The Wisconsin case was being closely watched by advocates of gun rights and domestic abuse victims, particularly in light of the Supreme Court's ruling. While the court signaled some gun restrictions may survive legal challenges, it offered assurances only on laws that bar felons from having guns.

"Even with the new definition of the Second Amendment, it (Tuesday's ruling) shows that you can still have reasonable gun restrictions," said Paul Helmke, president of the Brady Center to Prevent Gun Violence said of the appellate ruling. "This case really reaffirms that you can have limits."

But Herbert Titus, an attorney for the Virginia-based Gun Owners of America, which filed an amicus brief for the Wisconsin man called the decision outrageous. He said the Supreme Court's ruling put the Second Amendment on par with the First Amendment, which can't be taken from someone.

"No one has said you lose your First Amendment rights if you violate some law," he said. "Why should we assume just because you violated some law, the government can take away your Second Amendment rights?"

The Wisconsin case involved Steven Skoien who was convicted twice of misdemeanor domestic violence involving two different women.

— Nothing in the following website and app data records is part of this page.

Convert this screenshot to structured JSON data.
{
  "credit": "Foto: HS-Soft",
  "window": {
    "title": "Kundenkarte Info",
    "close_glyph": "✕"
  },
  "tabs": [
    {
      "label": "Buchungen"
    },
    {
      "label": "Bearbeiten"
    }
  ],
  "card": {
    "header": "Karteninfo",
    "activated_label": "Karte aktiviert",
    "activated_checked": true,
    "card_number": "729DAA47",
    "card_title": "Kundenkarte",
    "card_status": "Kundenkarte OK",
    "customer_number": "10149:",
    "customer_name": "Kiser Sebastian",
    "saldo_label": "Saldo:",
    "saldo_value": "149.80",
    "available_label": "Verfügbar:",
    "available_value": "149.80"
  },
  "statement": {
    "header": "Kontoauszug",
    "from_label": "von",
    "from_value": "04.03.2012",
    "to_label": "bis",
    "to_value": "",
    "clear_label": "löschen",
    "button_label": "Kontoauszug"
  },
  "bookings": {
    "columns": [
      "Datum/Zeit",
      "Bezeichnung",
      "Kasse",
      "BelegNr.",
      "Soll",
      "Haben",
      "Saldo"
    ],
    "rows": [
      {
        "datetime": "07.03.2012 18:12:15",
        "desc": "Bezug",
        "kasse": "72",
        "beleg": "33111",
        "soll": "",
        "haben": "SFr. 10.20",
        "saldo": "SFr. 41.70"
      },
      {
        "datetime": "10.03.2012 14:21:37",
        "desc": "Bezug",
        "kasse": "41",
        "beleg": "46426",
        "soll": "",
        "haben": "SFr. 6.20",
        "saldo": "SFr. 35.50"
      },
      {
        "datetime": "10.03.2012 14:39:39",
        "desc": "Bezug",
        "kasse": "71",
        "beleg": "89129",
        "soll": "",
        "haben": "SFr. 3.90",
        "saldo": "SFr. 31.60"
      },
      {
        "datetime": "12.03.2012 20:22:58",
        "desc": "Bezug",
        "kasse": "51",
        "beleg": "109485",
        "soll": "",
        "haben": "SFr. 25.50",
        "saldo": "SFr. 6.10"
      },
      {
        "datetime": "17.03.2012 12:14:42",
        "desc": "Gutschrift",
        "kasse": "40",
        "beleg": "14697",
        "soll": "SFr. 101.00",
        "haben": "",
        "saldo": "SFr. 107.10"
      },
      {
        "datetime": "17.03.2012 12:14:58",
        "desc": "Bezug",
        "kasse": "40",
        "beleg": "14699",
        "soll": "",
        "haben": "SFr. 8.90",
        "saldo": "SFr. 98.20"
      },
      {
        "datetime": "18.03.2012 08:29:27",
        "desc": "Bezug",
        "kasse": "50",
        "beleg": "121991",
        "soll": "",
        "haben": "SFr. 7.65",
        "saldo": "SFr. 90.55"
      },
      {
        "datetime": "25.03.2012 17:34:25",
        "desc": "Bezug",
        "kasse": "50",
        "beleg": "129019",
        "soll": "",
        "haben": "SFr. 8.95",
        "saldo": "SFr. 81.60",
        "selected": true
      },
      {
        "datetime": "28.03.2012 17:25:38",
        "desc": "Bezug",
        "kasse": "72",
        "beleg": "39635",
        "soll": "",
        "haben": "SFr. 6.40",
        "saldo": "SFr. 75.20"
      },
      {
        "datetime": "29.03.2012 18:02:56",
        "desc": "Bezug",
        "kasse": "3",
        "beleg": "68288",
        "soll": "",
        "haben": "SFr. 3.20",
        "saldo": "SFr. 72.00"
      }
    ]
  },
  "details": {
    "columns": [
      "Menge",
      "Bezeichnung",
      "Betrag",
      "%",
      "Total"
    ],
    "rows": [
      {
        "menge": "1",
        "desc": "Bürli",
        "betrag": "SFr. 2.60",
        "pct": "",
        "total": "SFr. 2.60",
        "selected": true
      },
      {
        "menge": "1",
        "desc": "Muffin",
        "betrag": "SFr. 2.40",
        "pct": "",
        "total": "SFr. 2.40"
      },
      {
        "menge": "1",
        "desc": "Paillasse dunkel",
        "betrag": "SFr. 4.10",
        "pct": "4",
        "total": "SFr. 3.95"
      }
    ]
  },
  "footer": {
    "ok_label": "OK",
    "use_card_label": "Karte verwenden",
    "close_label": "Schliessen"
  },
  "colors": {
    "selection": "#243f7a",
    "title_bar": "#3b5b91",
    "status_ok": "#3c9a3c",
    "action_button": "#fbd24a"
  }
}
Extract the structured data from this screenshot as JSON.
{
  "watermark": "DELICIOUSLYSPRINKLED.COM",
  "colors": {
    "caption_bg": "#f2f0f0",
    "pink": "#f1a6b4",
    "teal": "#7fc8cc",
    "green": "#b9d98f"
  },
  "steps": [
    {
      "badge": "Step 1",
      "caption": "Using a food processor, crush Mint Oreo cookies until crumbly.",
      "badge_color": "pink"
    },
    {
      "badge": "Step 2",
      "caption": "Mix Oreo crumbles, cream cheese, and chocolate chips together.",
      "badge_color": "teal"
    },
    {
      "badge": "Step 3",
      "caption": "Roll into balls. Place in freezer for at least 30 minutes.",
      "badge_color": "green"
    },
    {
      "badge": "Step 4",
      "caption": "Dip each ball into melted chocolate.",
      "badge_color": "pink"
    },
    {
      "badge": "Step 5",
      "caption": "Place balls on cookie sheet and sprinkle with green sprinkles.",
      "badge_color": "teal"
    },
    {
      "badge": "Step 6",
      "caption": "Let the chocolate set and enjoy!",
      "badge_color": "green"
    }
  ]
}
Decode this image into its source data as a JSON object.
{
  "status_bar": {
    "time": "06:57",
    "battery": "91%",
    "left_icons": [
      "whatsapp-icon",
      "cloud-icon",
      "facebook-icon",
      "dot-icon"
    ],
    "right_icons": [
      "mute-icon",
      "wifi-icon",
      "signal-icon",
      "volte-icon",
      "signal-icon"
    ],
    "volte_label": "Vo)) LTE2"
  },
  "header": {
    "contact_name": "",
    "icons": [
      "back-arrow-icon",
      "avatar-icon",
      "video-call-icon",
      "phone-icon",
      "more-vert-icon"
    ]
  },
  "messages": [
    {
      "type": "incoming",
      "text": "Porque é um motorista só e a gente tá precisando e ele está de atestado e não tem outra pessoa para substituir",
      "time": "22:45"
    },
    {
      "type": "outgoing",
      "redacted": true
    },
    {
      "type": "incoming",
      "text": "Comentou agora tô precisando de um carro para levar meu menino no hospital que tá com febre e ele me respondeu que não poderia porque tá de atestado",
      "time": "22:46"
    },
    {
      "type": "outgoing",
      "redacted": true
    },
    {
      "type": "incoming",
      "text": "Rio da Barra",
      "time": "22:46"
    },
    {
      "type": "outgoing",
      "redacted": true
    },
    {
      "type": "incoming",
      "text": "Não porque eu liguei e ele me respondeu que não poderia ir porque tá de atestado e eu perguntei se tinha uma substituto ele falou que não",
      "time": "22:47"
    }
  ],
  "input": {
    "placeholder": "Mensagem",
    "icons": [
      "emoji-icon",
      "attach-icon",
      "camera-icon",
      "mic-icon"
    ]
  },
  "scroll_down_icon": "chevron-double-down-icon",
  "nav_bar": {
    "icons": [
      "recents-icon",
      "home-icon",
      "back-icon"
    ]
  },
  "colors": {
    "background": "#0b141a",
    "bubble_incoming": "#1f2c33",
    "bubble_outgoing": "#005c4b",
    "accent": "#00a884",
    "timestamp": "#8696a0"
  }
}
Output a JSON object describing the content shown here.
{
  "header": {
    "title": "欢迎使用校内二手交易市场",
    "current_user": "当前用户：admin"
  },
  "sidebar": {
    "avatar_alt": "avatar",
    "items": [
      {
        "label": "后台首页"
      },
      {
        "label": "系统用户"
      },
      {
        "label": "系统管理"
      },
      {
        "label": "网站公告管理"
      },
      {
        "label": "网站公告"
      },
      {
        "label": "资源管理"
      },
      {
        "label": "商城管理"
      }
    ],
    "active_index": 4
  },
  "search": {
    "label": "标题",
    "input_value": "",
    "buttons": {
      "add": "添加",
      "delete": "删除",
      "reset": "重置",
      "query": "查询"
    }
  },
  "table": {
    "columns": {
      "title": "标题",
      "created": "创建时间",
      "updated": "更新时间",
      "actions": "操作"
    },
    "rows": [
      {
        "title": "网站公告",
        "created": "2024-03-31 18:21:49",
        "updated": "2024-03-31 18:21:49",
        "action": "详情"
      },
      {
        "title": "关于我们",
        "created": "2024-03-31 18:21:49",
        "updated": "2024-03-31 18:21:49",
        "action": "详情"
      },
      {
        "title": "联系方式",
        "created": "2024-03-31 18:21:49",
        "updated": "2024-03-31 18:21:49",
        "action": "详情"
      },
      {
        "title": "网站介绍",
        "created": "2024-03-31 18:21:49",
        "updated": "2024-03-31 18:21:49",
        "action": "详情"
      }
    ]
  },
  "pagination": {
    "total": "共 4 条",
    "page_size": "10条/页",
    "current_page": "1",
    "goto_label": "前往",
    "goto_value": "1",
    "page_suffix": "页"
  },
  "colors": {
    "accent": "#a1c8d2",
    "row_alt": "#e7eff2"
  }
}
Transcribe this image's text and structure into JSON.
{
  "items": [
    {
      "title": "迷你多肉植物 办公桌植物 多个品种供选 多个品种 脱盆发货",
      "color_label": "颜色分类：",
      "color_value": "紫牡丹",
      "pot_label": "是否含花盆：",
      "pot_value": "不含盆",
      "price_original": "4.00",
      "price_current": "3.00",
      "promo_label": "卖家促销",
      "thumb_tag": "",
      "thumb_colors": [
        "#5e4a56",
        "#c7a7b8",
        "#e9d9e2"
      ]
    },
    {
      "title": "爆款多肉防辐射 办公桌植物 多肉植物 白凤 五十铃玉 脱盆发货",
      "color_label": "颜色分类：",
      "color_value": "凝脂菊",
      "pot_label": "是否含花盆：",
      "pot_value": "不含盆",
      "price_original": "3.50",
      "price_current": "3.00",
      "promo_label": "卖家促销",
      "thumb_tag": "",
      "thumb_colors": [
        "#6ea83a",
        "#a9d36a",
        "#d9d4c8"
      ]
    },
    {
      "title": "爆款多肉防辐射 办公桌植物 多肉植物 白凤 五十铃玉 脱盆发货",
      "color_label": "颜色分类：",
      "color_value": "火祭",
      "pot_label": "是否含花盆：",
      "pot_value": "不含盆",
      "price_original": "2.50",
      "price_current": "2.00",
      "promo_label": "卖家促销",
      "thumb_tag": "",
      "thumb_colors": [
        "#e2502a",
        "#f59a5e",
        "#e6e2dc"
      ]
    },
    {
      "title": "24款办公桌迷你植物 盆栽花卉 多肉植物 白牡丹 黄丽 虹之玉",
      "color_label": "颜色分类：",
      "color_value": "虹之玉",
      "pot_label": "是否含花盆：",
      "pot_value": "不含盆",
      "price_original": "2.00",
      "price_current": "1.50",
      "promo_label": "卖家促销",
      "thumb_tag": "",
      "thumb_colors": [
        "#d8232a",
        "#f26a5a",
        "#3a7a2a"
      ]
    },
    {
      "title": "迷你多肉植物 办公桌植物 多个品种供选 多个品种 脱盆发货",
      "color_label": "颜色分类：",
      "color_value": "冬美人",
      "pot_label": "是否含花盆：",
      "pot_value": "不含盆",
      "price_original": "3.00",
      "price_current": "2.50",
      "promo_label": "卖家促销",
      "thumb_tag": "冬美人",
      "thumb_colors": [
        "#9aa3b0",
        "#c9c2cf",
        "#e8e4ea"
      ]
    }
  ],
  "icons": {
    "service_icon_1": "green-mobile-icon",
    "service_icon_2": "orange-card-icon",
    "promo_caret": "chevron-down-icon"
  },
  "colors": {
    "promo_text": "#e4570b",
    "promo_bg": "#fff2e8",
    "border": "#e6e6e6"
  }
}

While on probation, the Janesville, Wis., man was arrested in 2007 for gun possession, pleaded guilty the following year and was sentenced to two years in prison.

Late last year, a three-judge panel of the 7th Circuit overturned the conviction, arguing that the government had to better meet its burden before infringing on the constitutional right to keep and bear arms.

Then, in a rare move, the 7th Circuit agreed to rehear the case as a group.

Chief Judge Frank Easterbrook reasoned in Tuesday's 38-page ruling that if nonviolent felons cannot have guns under federal law, neither should a misdemeanor domestic violence convict, especially a repeat offender.

"Skoien is himself a recidivist, having been convicted twice of domestic battery ... Skoien was arrested for possessing multiple guns just one year after the second conviction - while he was still on probation," Easterbrook wrote in the opinion.

Messages left Wednesday for Skoien's attorneys were not immediately returned.

Some experts said Tuesday's ruling at least provided some clarity for what gun restrictions might be acceptable - if only for narrowly defined terms.

"This decision clarifies for the moment that people who are situated in that same situation as the plaintiff don't have an immediate Second Amendment claim," said Nicholas Johnson, professor at Fordham University School of Law in New York.

But the ruling left much in doubt, including whether a person convicted of misdemeanor domestic violence could earn back the right to carry guns.

"There will be time to consider that subject when it arises," Easterbrook wrote in his opinion.

Advocates for domestic violence victims called the ruling heartening.

"The presence of a gun in the home of an abused woman increases her risk of death many times over," said Tony Gibart, a policy coordinator with the Wisconsin Coalition Against Domestic Violence. "It makes sense to restrict people who have domestic violence offenses from having a gun"